**Task directions:** Would you output each record exactly as it stands?

START Data for the task

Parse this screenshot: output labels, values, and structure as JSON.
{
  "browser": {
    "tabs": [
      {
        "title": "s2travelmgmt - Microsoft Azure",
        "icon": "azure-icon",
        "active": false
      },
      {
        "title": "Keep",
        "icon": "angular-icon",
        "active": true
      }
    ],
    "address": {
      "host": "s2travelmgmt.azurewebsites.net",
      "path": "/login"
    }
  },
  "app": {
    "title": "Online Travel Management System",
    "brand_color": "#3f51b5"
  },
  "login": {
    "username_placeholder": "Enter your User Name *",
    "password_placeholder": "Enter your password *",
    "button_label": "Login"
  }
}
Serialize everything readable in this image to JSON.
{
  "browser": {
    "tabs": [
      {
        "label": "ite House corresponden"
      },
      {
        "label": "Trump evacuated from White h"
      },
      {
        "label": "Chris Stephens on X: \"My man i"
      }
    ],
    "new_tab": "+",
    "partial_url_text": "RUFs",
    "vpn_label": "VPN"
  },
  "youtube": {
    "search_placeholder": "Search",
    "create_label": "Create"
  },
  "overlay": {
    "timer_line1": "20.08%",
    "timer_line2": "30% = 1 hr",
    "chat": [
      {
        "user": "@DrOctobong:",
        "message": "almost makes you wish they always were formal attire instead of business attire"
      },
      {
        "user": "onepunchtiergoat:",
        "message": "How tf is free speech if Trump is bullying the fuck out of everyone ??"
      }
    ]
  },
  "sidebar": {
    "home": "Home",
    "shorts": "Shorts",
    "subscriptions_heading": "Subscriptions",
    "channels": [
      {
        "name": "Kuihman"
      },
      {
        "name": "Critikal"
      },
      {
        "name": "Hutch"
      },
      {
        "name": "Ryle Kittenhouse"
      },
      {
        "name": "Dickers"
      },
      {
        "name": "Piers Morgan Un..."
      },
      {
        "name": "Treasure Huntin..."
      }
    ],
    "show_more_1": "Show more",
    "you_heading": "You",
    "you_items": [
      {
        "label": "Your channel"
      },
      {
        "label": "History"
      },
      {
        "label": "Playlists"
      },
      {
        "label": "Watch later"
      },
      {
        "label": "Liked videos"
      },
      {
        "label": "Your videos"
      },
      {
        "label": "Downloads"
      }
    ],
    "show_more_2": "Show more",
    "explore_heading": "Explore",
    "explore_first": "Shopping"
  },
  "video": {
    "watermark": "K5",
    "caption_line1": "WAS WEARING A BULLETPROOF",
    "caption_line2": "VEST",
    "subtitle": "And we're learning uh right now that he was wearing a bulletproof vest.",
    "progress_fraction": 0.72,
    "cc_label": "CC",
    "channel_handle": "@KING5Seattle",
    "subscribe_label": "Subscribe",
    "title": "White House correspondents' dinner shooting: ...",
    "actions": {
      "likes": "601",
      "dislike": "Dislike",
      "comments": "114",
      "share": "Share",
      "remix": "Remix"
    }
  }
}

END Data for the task

**Result of this task:**
Parse this screenshot: output labels, values, and structure as JSON.
{
  "browser": {
    "tabs": [
      {
        "title": "s2travelmgmt - Microsoft Azure",
        "icon": "azure-icon",
        "active": false
      },
      {
        "title": "Keep",
        "icon": "angular-icon",
        "active": true
      }
    ],
    "address": {
      "host": "s2travelmgmt.azurewebsites.net",
      "path": "/login"
    }
  },
  "app": {
    "title": "Online Travel Management System",
    "brand_color": "#3f51b5"
  },
  "login": {
    "username_placeholder": "Enter your User Name *",
    "password_placeholder": "Enter your password *",
    "button_label": "Login"
  }
}
Serialize everything readable in this image to JSON.
{
  "browser": {
    "tabs": [
      {
        "label": "ite House corresponden"
      },
      {
        "label": "Trump evacuated from White h"
      },
      {
        "label": "Chris Stephens on X: \"My man i"
      }
    ],
    "new_tab": "+",
    "partial_url_text": "RUFs",
    "vpn_label": "VPN"
  },
  "youtube": {
    "search_placeholder": "Search",
    "create_label": "Create"
  },
  "overlay": {
    "timer_line1": "20.08%",
    "timer_line2": "30% = 1 hr",
    "chat": [
      {
        "user": "@DrOctobong:",
        "message": "almost makes you wish they always were formal attire instead of business attire"
      },
      {
        "user": "onepunchtiergoat:",
        "message": "How tf is free speech if Trump is bullying the fuck out of everyone ??"
      }
    ]
  },
  "sidebar": {
    "home": "Home",
    "shorts": "Shorts",
    "subscriptions_heading": "Subscriptions",
    "channels": [
      {
        "name": "Kuihman"
      },
      {
        "name": "Critikal"
      },
      {
        "name": "Hutch"
      },
      {
        "name": "Ryle Kittenhouse"
      },
      {
        "name": "Dickers"
      },
      {
        "name": "Piers Morgan Un..."
      },
      {
        "name": "Treasure Huntin..."
      }
    ],
    "show_more_1": "Show more",
    "you_heading": "You",
    "you_items": [
      {
        "label": "Your channel"
      },
      {
        "label": "History"
      },
      {
        "label": "Playlists"
      },
      {
        "label": "Watch later"
      },
      {
        "label": "Liked videos"
      },
      {
        "label": "Your videos"
      },
      {
        "label": "Downloads"
      }
    ],
    "show_more_2": "Show more",
    "explore_heading": "Explore",
    "explore_first": "Shopping"
  },
  "video": {
    "watermark": "K5",
    "caption_line1": "WAS WEARING A BULLETPROOF",
    "caption_line2": "VEST",
    "subtitle": "And we're learning uh right now that he was wearing a bulletproof vest.",
    "progress_fraction": 0.72,
    "cc_label": "CC",
    "channel_handle": "@KING5Seattle",
    "subscribe_label": "Subscribe",
    "title": "White House correspondents' dinner shooting: ...",
    "actions": {
      "likes": "601",
      "dislike": "Dislike",
      "comments": "114",
      "share": "Share",
      "remix": "Remix"
    }
  }
}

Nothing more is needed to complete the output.